**Required action**. Please copy every line below that contains the string "Яндекс".

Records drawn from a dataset
+===+
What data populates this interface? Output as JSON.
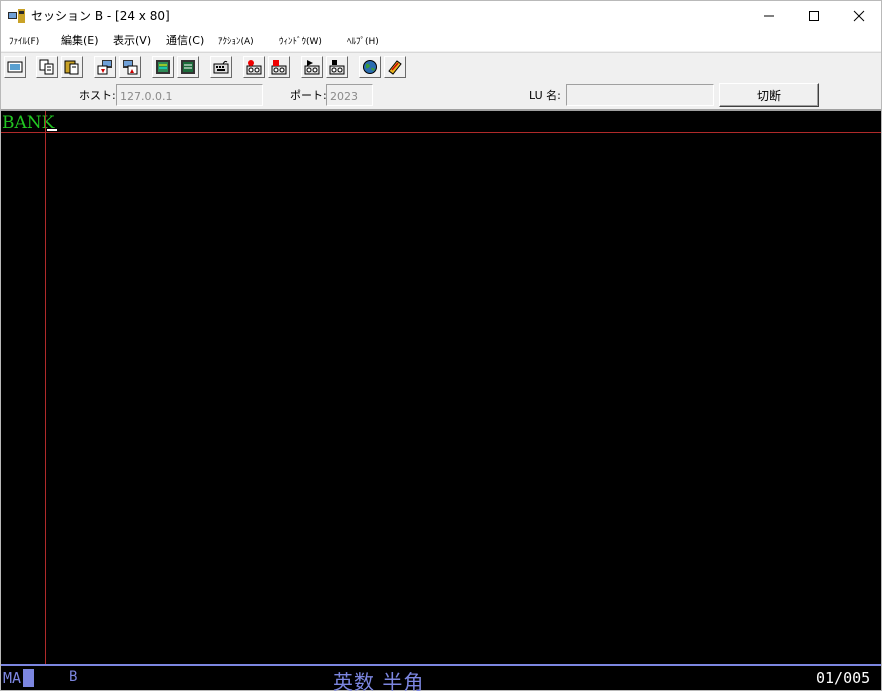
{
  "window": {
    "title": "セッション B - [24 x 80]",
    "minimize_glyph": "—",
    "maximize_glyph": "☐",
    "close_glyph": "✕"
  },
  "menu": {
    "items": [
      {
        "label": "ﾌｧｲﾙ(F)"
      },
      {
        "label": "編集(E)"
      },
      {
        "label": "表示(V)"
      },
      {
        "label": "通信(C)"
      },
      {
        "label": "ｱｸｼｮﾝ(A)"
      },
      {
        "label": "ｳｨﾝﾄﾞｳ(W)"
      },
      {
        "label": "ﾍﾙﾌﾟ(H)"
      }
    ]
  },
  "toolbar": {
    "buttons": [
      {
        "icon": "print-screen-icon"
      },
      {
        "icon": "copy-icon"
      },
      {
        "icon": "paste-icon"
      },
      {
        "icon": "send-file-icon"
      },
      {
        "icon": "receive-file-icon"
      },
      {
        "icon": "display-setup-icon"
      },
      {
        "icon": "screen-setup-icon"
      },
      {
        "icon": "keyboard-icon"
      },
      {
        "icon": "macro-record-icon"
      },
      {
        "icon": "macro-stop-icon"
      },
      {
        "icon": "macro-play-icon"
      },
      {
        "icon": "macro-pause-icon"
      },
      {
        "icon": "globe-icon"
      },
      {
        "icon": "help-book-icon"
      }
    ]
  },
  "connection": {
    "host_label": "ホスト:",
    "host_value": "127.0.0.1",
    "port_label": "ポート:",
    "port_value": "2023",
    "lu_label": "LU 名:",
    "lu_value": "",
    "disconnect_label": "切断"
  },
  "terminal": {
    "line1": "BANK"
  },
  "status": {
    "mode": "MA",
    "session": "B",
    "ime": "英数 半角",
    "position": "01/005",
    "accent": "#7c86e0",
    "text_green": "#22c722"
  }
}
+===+
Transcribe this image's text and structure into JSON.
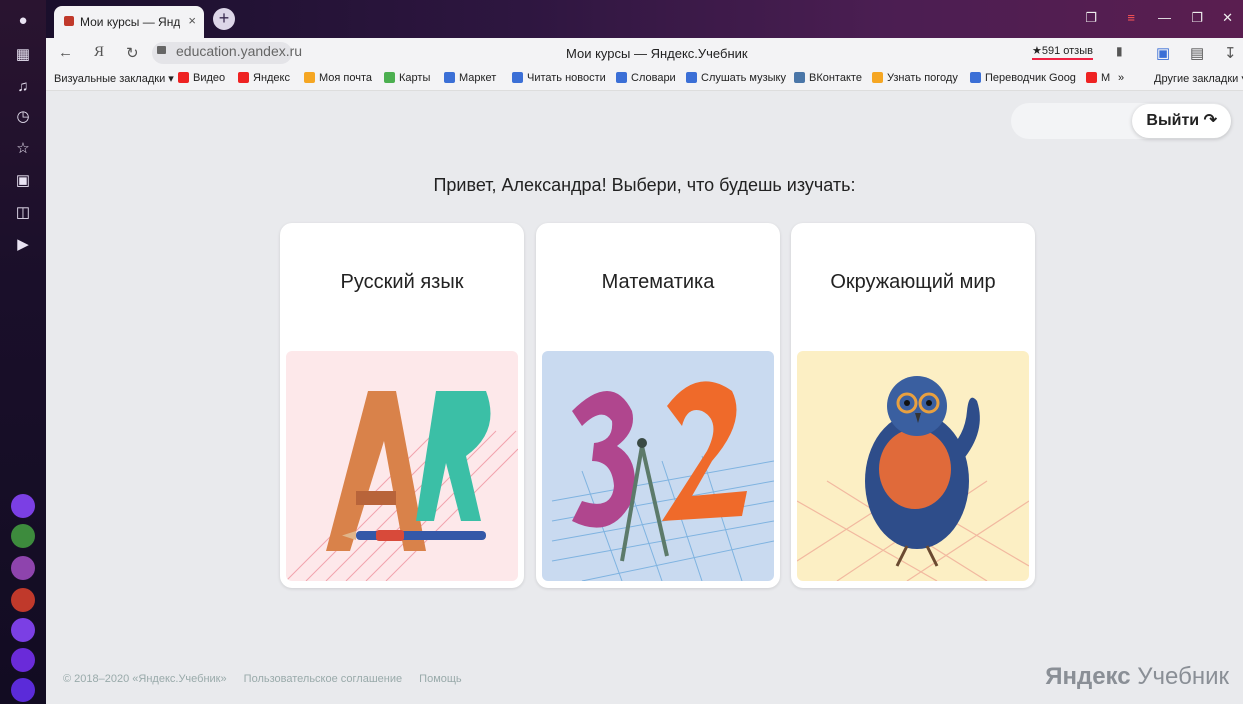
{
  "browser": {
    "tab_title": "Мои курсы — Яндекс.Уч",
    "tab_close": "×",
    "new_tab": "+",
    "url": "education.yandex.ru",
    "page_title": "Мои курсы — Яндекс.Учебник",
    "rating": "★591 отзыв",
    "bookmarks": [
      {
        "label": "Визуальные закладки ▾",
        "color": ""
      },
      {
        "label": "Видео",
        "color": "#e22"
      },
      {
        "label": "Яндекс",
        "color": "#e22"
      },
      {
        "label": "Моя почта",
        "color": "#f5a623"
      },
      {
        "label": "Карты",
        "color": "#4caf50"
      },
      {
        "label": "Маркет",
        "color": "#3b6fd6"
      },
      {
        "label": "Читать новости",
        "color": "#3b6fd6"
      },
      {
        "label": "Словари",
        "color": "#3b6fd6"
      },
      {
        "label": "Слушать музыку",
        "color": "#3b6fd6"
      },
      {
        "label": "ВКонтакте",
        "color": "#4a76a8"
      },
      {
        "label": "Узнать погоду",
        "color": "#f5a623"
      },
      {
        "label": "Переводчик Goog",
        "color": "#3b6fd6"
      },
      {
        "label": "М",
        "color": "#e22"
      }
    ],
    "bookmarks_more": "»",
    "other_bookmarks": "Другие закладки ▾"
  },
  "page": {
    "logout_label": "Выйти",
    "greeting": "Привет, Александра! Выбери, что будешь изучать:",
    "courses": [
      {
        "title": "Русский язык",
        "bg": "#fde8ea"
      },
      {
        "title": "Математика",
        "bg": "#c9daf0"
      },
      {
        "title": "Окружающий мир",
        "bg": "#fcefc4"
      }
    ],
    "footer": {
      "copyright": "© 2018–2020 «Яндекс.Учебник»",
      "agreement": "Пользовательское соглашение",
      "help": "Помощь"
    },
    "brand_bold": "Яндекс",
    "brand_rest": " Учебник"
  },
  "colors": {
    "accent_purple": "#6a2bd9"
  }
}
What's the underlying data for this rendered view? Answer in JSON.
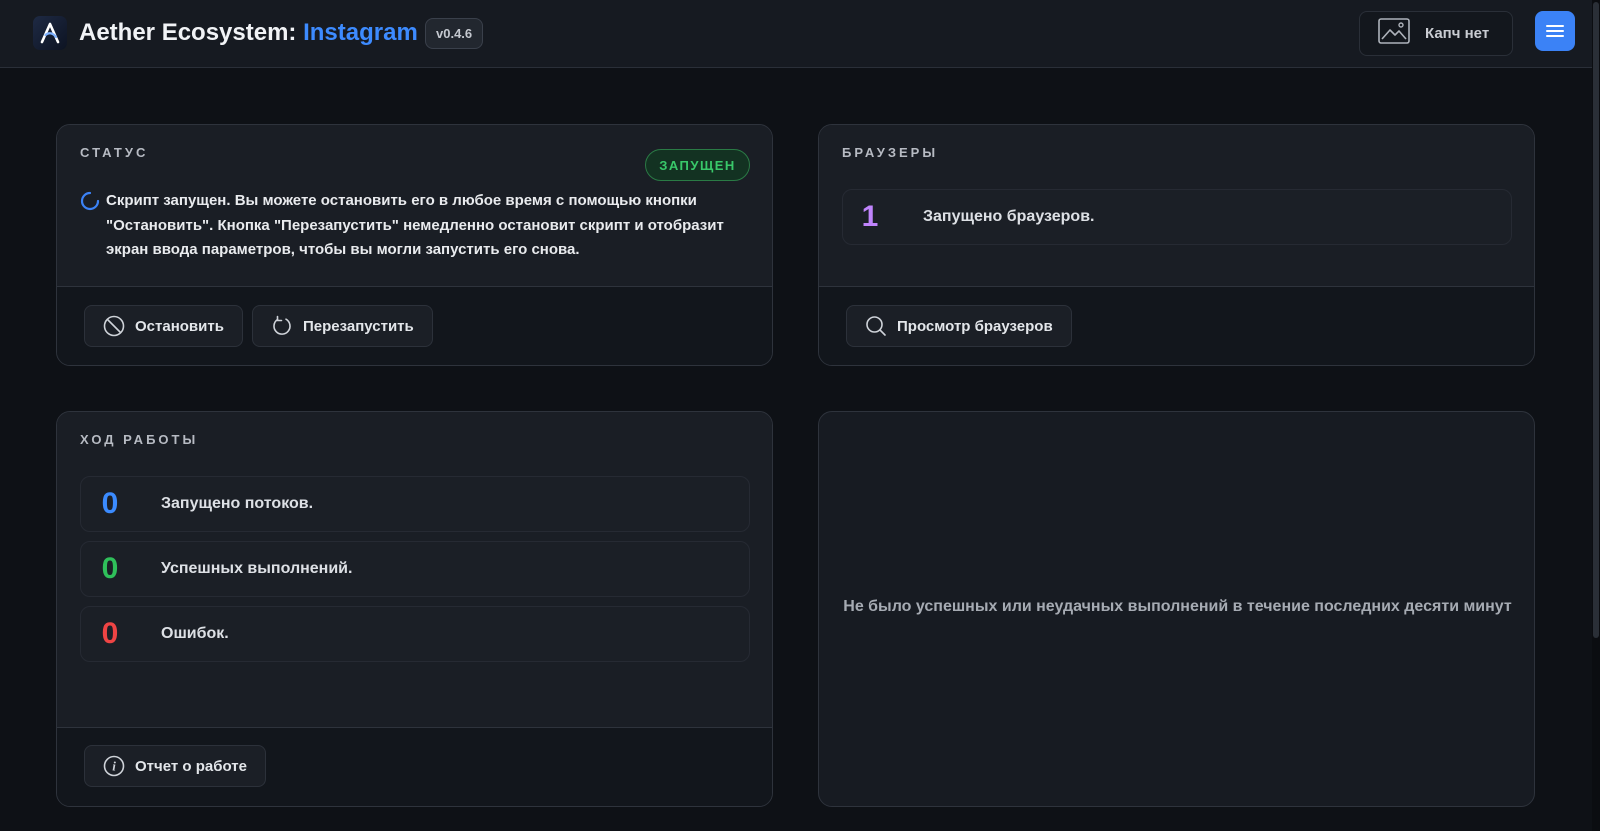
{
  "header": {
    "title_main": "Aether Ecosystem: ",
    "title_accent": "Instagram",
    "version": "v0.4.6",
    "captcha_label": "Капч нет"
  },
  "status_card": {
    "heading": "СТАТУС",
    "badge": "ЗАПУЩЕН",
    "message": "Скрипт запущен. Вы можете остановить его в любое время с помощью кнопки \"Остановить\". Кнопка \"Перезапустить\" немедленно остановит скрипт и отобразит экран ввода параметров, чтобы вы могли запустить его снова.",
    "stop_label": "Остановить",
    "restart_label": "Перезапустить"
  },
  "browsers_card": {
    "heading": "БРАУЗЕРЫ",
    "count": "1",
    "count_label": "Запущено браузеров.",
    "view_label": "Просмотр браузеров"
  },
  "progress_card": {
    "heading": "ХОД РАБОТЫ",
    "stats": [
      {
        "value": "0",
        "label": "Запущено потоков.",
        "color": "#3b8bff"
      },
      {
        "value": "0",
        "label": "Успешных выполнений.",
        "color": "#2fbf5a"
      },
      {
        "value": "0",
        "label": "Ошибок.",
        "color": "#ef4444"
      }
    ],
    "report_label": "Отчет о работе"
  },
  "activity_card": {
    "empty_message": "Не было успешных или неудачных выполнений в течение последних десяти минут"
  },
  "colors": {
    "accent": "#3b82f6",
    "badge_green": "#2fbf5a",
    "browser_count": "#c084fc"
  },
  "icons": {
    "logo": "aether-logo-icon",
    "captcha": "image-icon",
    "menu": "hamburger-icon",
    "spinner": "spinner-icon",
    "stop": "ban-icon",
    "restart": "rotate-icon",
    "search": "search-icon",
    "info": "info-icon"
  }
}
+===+
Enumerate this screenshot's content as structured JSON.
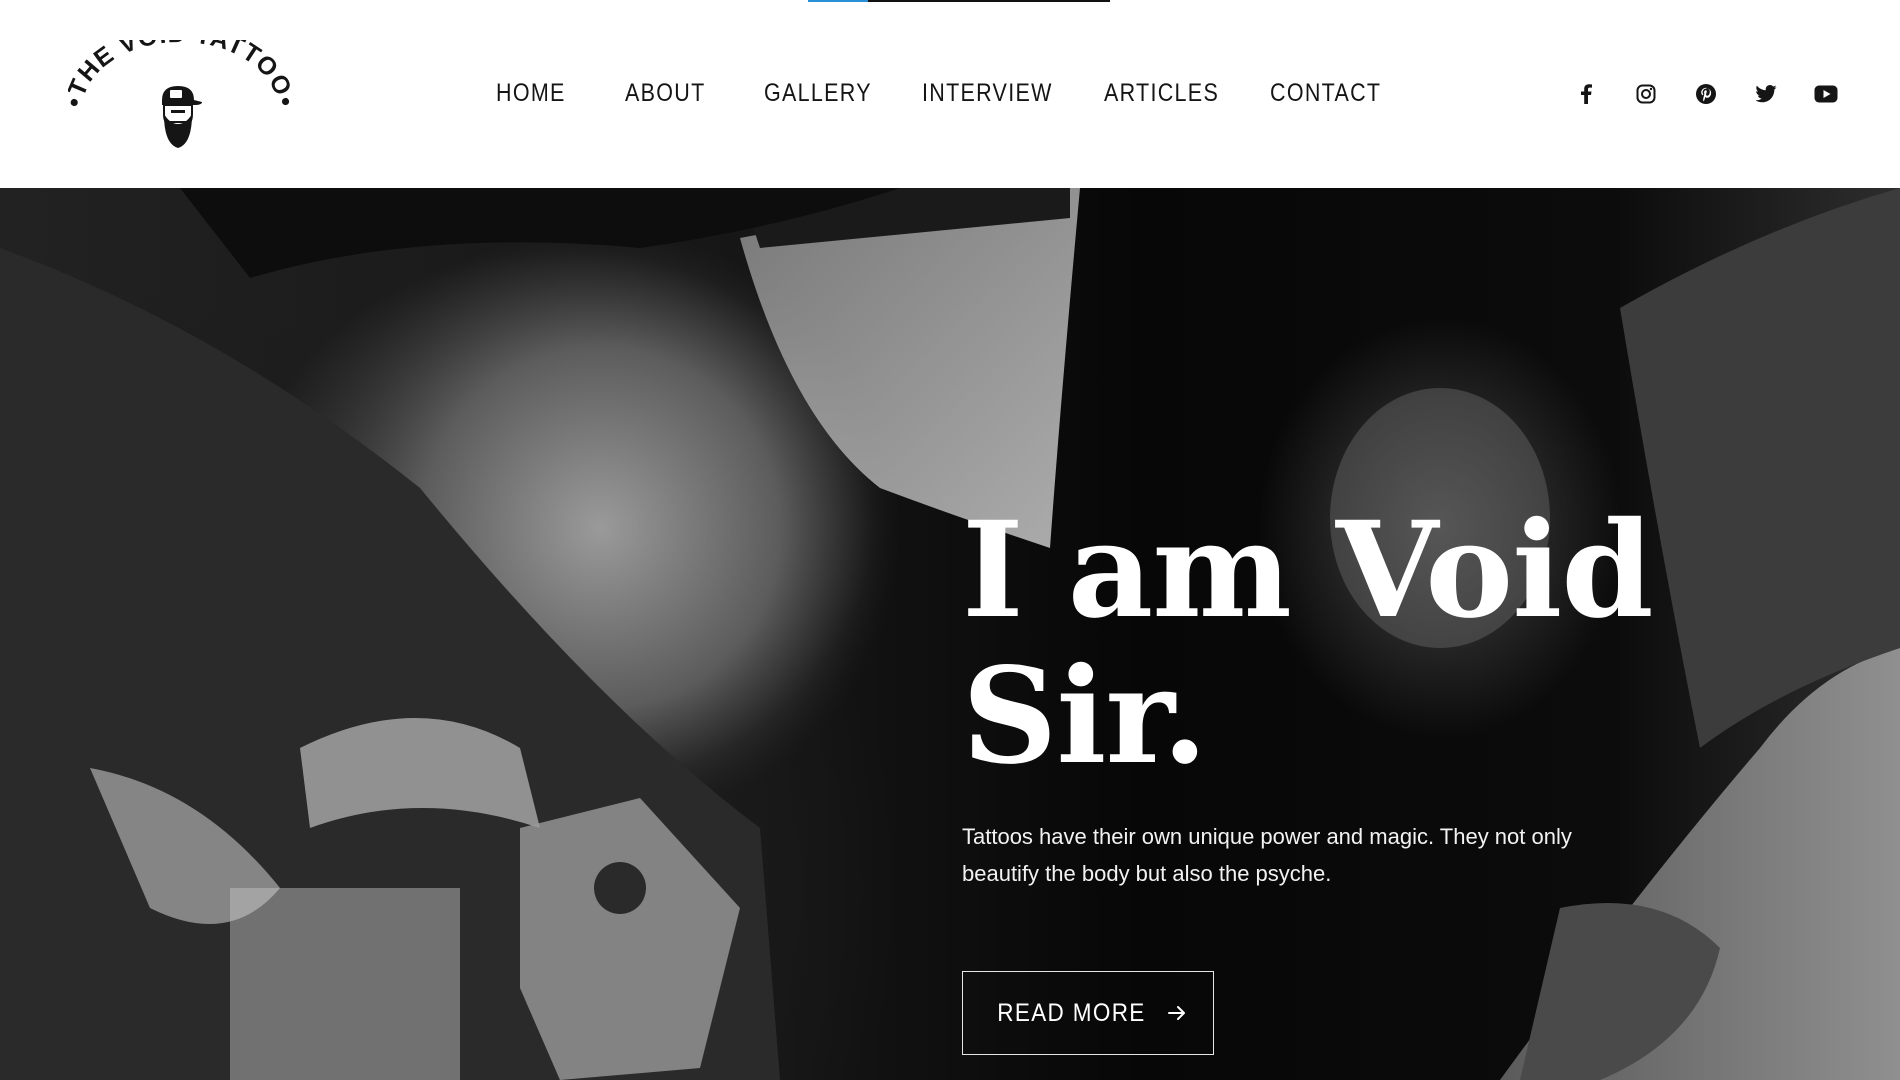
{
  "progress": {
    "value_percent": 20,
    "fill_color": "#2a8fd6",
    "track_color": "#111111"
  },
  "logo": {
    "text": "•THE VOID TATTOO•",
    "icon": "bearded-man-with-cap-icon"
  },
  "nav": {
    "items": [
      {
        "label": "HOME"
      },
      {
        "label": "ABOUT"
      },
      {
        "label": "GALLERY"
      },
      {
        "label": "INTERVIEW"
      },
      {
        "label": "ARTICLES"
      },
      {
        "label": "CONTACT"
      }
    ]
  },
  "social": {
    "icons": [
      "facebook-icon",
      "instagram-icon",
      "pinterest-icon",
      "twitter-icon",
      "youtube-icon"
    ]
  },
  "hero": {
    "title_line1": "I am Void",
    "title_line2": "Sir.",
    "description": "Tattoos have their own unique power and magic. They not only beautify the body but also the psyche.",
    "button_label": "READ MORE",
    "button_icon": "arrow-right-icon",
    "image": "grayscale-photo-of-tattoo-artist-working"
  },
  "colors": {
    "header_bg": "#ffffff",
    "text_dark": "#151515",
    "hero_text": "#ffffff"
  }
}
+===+
**Written reply**.
    "tab_title": "Мои курсы — Яндекс.Уч",
    "page_title": "Мои курсы — Яндекс.Учебник",
        "label": "Яндекс",
      "copyright": "© 2018–2020 «Яндекс.Учебник»",
    "brand_bold": "Яндекс",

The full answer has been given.